Well, when we talked about the Belgian wits last time, we talked about how it’s a classic summary session – you can have six of them in a sitting. For me, though, a Belgian wit is almost limited to the hot, sunny times. When the sun goes down, or in the winter time or when the leaves start to turn, that’s where beers like this start coming back. This, to me, is the beginning of the Belgian Pale Ale Season. You start looking for a little bit more of that higher ABV, and it has warming characteristics as well.

Really, as far as a classic fall is concerned, it might not be the right beer, but for a Texas fall I think it’s ideal. For us, fall  is more about the edge coming off of the heat rather than it actually cooling off, and this is a beer that really stands up to those milder summer days that we call fall. And once the sun goes down, our fall happens at night – You get that little bit of cool breeze coming through. That’s where I start to not feel right drinking a wheat beer.

So what is it about the Belgian pale ale that separates it from the IPA style?

Well, even just looking at it, you see that the color is pale in the classic sense, whereas when it comes to the modern understanding of the Indian Pale Ale and the American Pale Ale, you start to think of Pale Ale as a term not referring to its lightness – I think a lot of people hear pale ale and they think of hops, or kind of a bigger beer, which was obviously not the original intention.

In fact, of the things that makes the Belgium brewing tradition so great is not only how far back it runs but the delicate balance that they’re going for in a general sense. Even with a triple or quad you start seeing 9, 10, 11, 12 percent ABVs being clocked in, and people are quick to say, ‘Oh, that’s an extreme beer,’ but when you take a step back, close your eyes and take a sip, you really see a lot of delicate things being balanced very beautifully.

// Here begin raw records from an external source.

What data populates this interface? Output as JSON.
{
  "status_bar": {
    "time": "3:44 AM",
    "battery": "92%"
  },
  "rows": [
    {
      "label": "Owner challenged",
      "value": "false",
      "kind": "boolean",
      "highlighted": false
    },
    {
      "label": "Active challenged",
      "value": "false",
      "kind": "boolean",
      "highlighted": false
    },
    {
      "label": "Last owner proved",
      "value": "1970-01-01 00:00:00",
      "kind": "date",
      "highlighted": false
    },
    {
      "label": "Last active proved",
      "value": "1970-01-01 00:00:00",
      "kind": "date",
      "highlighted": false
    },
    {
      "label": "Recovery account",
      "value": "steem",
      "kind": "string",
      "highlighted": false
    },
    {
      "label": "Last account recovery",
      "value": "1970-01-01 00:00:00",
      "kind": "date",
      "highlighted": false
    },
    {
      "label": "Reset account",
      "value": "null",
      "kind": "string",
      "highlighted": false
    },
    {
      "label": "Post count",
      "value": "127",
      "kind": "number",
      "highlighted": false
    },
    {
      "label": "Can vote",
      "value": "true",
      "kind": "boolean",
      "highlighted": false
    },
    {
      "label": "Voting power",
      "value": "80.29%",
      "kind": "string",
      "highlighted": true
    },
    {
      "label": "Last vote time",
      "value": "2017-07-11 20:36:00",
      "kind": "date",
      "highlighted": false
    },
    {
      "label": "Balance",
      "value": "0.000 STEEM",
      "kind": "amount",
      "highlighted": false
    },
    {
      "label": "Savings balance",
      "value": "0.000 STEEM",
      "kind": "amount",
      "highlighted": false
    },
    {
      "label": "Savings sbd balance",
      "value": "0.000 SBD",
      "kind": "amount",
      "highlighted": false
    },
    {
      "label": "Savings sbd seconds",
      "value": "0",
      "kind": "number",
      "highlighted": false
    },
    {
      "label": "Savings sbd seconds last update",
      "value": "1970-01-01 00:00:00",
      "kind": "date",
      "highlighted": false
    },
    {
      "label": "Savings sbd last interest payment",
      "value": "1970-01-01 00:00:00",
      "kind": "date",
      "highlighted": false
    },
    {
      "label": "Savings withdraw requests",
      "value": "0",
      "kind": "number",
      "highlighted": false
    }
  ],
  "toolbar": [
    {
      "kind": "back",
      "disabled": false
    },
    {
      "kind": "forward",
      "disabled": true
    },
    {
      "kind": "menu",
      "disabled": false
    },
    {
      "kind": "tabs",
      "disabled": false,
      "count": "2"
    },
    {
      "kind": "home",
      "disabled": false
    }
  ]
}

But I think the biggest thing about the Belgian style beers is the uniqueness of their yeast. When I think of Belgian-style beers, the yeast is clearly on the forefront. With American-style beer, you start to think of hops being the rationale behind it. UK and Ireland beers tend to be the more malt-forward beers with your porters and stouts. I think Belgium is the king of the yeast. When I’m drinking a beer like this, that’s what I’m looking for – the effervescence , the aroma; there’s something very specific about this beer in particular (Green Flash’s Rayon Vert). When I’m thinking about that, I love the way that it feels in your mouth – it almost gets fluffy as soon as it hits your tongue. And that effervescence is something that I think is a medicine all in itself.

The Rayon Vert is an example of the style, but is from California – what breweries in Belgium are known for their pale ales?

I’d say De Koninck and Orval really are two of the biggest standouts.

Is the Rayon Vert a pretty accurate representation of those styles?

Yeah, and this is a style that we definitely try to represent, though it is a bit of a catchall style. A lot of times if something doesn’t quite have a very specific definition then a Belgian Pale Ale is a real easy way to throw it in there. What we’re trying to go for is moderate ABV, delicate hopping, and light, easy drinking on the palate. As you can imagine, that’s a very open-ended set of rules.

So really, to get the best feel for the intricacies, we just have to try them all, then?

Yeah, that would be a good start.

About Rich Vana